-- Add tomatoes, broth and pepper.  Bring to a boil, reduce heat, and simmer, uncovered, for 15 minutes.
-- Add milk and continue to simmer 10 minutes until thick
-- Optional: puree with an immersion blender.  

Wednesday, April 3, 2013

Sloppy Bobs

This was an "oops" dinner that turned out better than the original plan.

I was going to make these black bean burgers the other night, but when I got to making them, I only had old fashioned oats.  It's been months since I've made these, and while I remember us liking them quite a bit, I didn't remember the breadcrumbs being such a big deal.

It is.  If you want to make the burgers and don't have breadcrumbs, use quick oats.  And maybe even pulse those a little.  If not, you'll end up with a slightly crumbly mess that doesn't mold well into patties.

So I improvised and added a can of Italian diced tomatoes to save the day.  They saved dinner, is what they did!

This new concoction could be used as a burrito filling, or even a thick chip dip.  I kept with the original plan and used our "skinny buns" and renamed the dish "Sloppy Bobs" -- the boys thought it was a lot of fun and the name stuck I guess.  Scot voted these better than the plain black bean burgers and I agreed.  If you want a fabulous black bean burger recipe though, here you go -- they are hands-down my favorite recipe for them I think.

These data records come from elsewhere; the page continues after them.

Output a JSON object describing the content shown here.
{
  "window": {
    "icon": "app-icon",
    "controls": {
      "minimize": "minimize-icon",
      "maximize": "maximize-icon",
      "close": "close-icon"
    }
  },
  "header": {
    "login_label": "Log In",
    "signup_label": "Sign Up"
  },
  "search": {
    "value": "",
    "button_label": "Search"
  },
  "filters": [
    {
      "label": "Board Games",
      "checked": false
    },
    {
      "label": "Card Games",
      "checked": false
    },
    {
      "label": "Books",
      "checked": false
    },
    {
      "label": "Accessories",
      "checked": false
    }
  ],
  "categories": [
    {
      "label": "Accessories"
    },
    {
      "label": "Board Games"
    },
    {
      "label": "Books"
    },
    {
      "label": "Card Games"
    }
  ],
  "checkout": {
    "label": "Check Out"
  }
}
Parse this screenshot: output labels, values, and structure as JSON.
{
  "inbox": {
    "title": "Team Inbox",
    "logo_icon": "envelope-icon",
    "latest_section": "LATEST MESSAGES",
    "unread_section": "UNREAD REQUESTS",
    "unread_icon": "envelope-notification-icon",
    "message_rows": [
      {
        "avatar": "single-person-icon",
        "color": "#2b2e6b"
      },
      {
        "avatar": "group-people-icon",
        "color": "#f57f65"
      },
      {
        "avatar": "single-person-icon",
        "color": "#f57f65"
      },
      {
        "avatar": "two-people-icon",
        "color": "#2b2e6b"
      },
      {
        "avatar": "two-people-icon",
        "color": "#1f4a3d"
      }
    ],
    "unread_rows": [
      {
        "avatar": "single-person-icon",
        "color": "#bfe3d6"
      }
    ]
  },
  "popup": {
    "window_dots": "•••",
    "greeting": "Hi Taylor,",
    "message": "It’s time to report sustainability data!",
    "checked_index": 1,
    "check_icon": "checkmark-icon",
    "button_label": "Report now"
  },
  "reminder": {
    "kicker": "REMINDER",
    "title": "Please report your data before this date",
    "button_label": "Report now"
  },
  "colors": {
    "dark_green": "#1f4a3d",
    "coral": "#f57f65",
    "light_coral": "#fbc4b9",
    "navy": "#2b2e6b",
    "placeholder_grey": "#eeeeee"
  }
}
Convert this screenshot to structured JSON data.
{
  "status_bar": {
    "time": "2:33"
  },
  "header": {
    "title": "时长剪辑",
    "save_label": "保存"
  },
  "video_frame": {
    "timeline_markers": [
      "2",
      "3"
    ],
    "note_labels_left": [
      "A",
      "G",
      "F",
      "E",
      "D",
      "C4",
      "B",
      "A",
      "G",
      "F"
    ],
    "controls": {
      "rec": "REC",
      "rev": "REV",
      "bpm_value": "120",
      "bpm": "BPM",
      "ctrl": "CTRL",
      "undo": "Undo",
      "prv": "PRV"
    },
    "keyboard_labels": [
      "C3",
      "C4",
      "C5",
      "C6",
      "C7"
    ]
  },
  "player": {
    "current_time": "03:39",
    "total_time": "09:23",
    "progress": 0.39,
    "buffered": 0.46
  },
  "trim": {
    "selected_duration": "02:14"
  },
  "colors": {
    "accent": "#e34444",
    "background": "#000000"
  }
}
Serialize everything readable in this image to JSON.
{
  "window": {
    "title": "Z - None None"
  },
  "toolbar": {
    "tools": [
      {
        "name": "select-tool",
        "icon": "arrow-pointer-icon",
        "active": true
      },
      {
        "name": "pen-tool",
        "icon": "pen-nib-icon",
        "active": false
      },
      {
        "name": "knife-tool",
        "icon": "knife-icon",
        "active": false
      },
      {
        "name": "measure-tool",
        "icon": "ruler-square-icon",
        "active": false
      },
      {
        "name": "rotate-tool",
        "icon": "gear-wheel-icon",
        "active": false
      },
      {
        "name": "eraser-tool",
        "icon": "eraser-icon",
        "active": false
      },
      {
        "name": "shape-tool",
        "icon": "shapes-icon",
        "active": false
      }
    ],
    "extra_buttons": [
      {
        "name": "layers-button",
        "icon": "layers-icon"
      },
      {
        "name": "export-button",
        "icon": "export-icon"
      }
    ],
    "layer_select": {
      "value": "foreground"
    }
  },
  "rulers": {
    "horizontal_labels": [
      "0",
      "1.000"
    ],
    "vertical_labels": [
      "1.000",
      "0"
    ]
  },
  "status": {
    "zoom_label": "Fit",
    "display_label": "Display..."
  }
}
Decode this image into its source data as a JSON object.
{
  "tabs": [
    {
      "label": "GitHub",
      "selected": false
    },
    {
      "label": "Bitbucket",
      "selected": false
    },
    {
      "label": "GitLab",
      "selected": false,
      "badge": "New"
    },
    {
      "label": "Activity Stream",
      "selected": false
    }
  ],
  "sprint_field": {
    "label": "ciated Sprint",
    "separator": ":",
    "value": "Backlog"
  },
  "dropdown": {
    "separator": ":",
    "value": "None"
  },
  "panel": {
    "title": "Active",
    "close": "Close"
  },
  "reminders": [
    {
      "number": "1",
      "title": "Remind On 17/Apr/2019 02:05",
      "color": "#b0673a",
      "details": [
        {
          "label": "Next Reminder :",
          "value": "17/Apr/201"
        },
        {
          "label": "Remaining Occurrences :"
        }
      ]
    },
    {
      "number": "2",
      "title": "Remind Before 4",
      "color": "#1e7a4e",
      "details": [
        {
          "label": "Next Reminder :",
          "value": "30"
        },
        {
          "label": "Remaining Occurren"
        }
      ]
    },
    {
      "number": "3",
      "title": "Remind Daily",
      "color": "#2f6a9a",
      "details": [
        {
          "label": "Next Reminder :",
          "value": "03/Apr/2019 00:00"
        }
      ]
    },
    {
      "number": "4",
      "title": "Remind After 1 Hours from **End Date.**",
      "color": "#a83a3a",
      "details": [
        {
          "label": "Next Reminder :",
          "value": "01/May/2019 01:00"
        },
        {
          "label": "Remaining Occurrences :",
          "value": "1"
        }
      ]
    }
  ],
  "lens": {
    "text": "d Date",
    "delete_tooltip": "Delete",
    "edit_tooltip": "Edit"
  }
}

Now for the Sloppy Bobs!  Which, if you're curious, are quicker to put together and healthier than the original recipe.  (And taste amazing.  I should know.  I couldn't stop sampling and still ate a huge portion for dinner!)

Sloppy Bobs
serves 4-6
  • 2 cans black beans, rinsed and drained and smashed in a bowl
  • 3/4 cup rolled oats
  • 2 T flax meal
  • 1 T basil
  • 1 T dry cilantro
  • 2 t onion powder
  • 1 t cumin
  • 1/2 t garlic powder
  • 1 1/2 cups corn
  • 1 can Italian diced tomatoes, with juice
-- Mix the oats, flax meal, and spices together.  Add to the beans and mix thoroughly.
-- Add in the corn and tomatoes and stir until combined.
-- Either eat at room temperature or heat in the microwave or in the stove.
-- To serve: pile on a toasted whole wheat bun, or in a whole wheat tortilla